Each work shows a comfortability with the process of their interactions with other surfaces in comical, nonsensical combinations : butter and the bleached walls of the white cube, feathery soap and hard-edge besser block concrete, Xanadu-lycra and silver chains, residential brickwork and reflective Perspex. Sculptures trap these points of conversion at specific points in time; their interactions sometimes clinical and distant, other times highly complex. The works make a strong point that this togetherness is ephemeral – they are understood as precariously secured despite being nailed to the wall: dangled and stretched over glossy, resistant materials. Of the works in the show, the most evocative brought out a certain combination of reluctance, fear and desire : uncanny, shapely forms- highly tactile, edible, glossy and precarious combinations of material and installation method. (see: Granlund’s butter painting, soap used as structural support in Dayman’s sculpture). Bastin’s gestural Carrying you with me traps the performed act of bundling domestic sheets and crushed velour with a canvas strap. The object reminds me of the trope in film convention of one’s possessions together in a cloth sack; the sculpture highlights the delicacy and observed textural patterns created in the mundane task of gathering sheets : ingrained with nostalgia, theatrical and loaded with human impact.
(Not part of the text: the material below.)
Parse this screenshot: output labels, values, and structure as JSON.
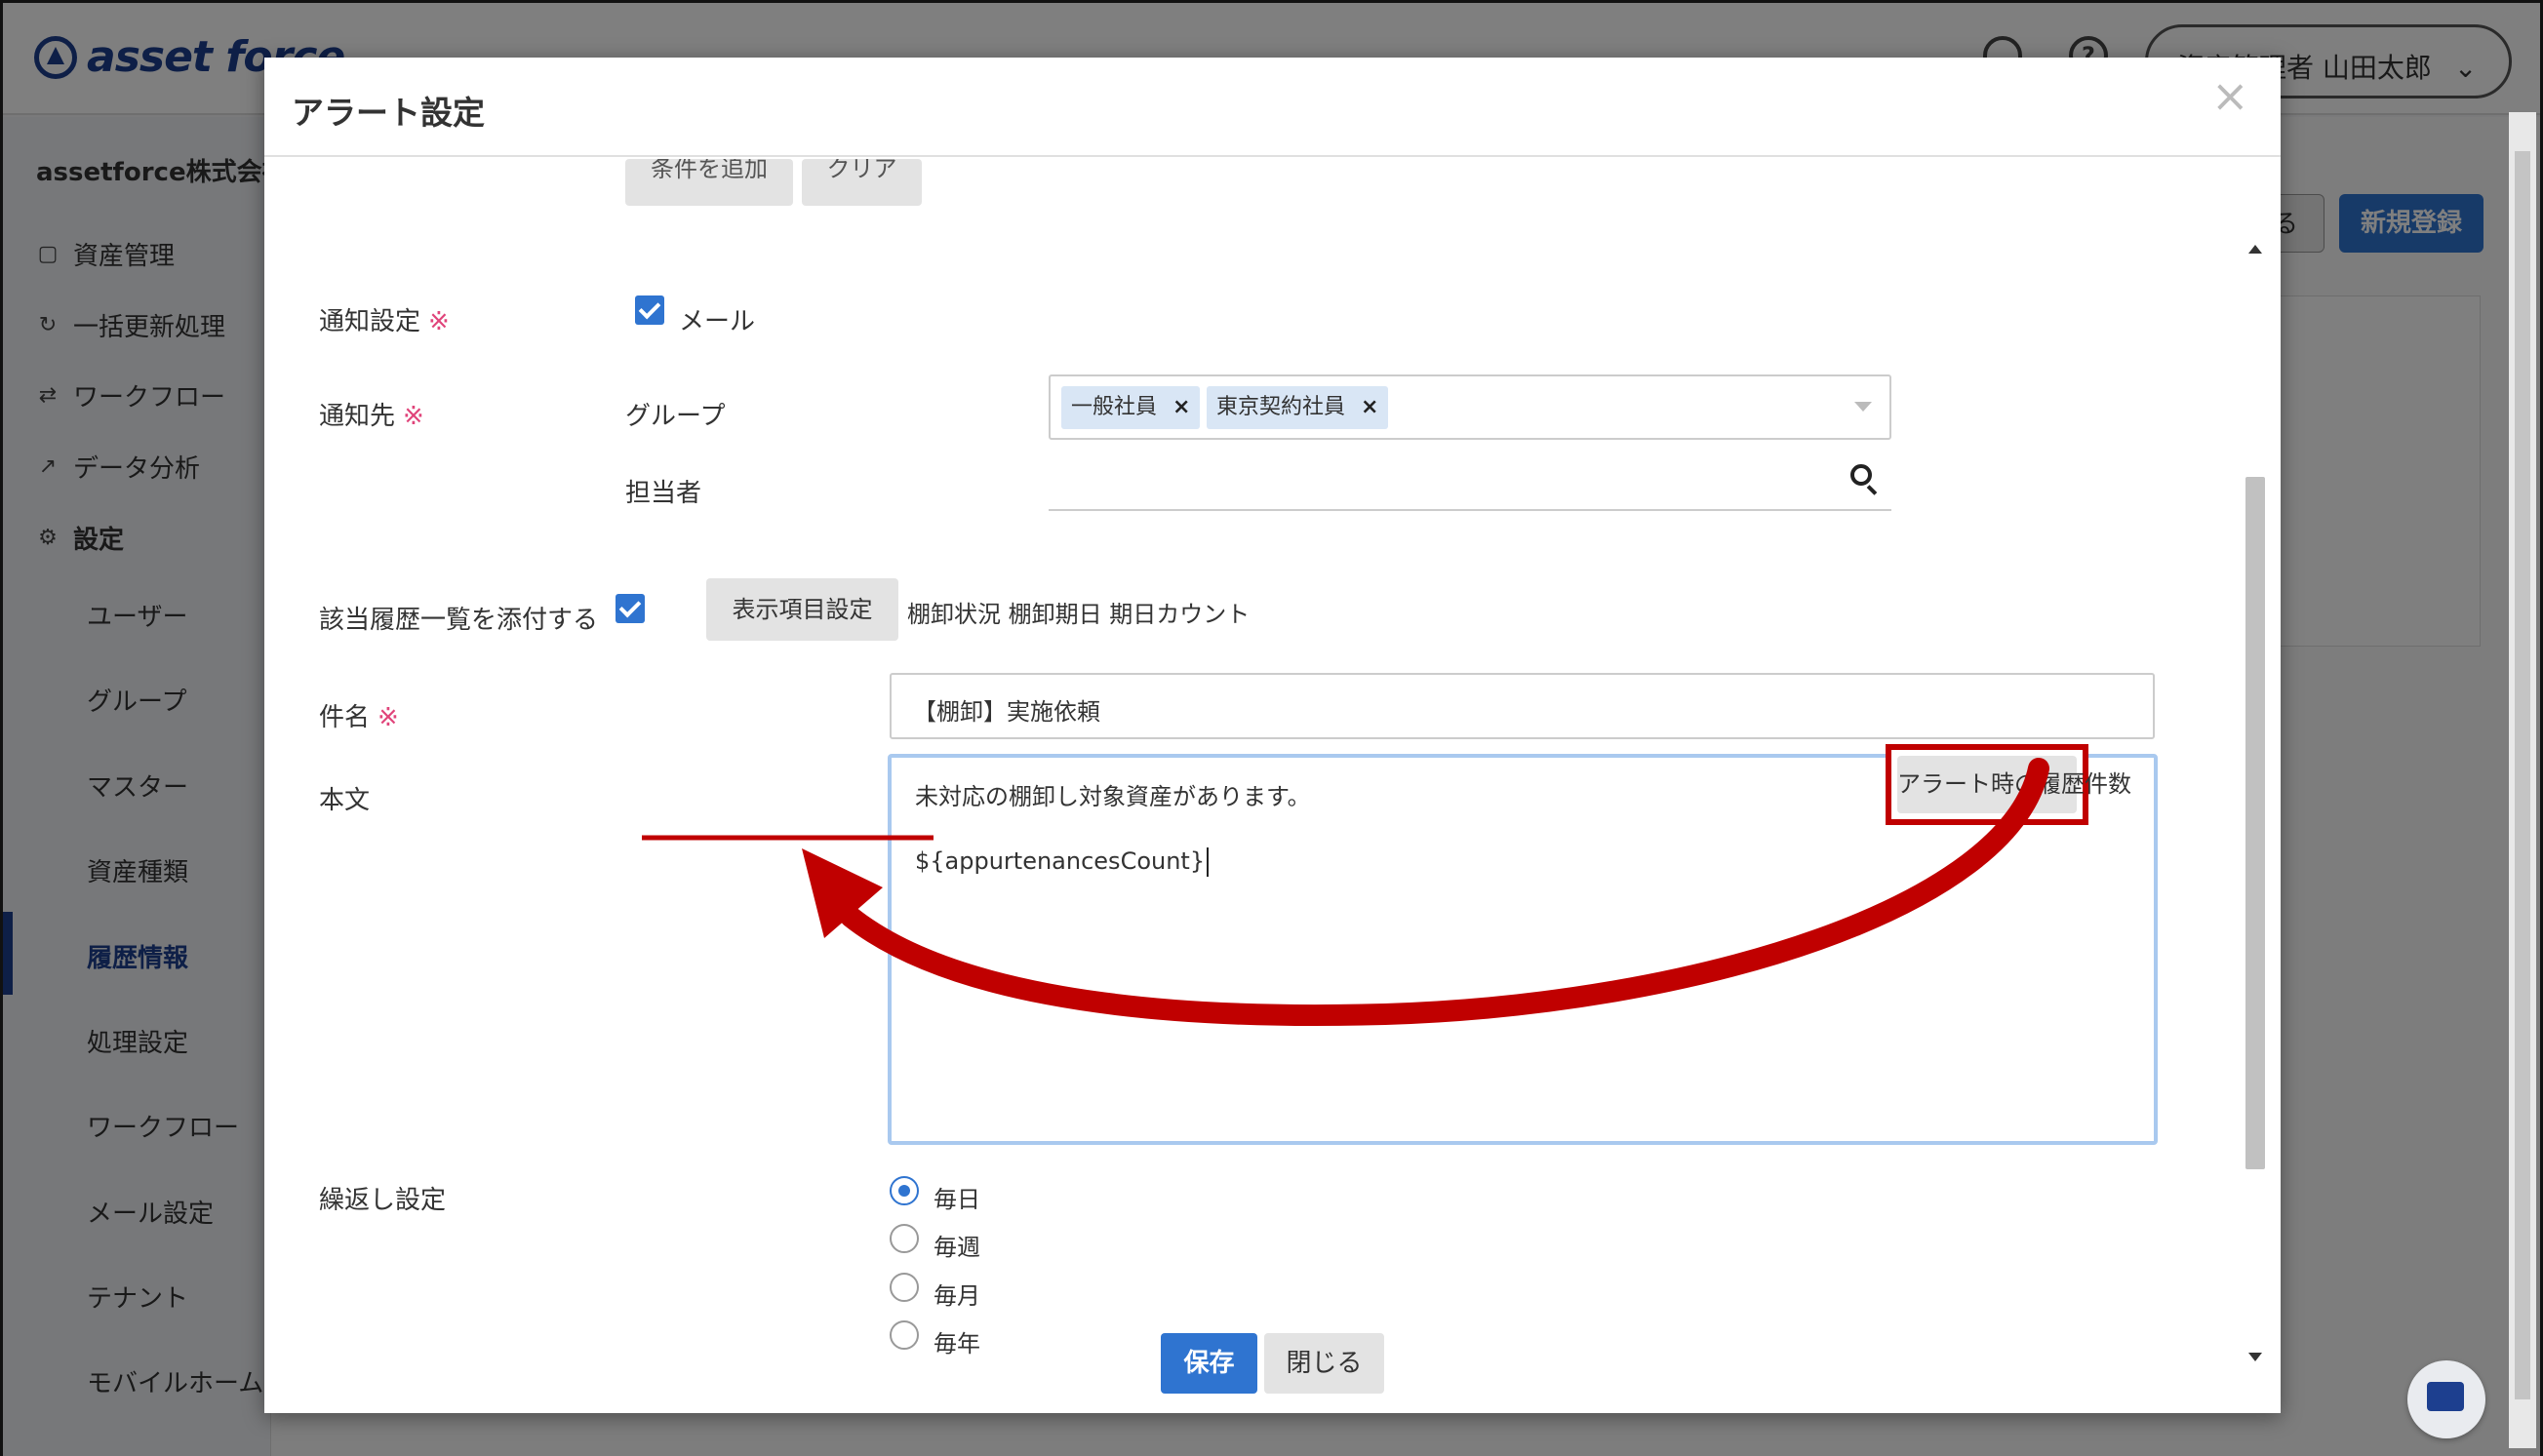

Formation dealt with all manner of complex ideas, without taking itself too seriously. The way in which the exhibition drew out the humour of corporeal functions, the intrigue provoked by its combination of materials made it thoroughly enjoyable to walk through, revisit and remember.  A powerful Formation it was.


Image Credit: Sarah Lay

End note: if you’d like to know more about these artists’ work, check out these links below:

Zoe Bastin: @zoe.bastin  (Instagram)  OR  http://www.zoebastin.com

Charlotte Dayman: @charlottedayman  (Instagram)

Zamara Lea Robison: @zamaralea  (Instagram)  OR http://www.zamaralearobison.com

Stephanie Granlund: @stephaniegranlund

If you want to keep up to date with the author’s various mum personas, 80s outfits and beer merchandise memes, you can find her on Instagram as @dj_sayingmantis

To see the rest of the exhibition documentation, click here

Leave a Reply

Fill in your details below or click an icon to log in:

WordPress.com Logo

You are commenting using your WordPress.com account. Log Out /  Change )

Google photo

You are commenting using your Google account. Log Out /  Change )

Twitter picture

You are commenting using your Twitter account. Log Out /  Change )

Facebook photo

You are commenting using your Facebook account. Log Out /  Change )

Connecting to %s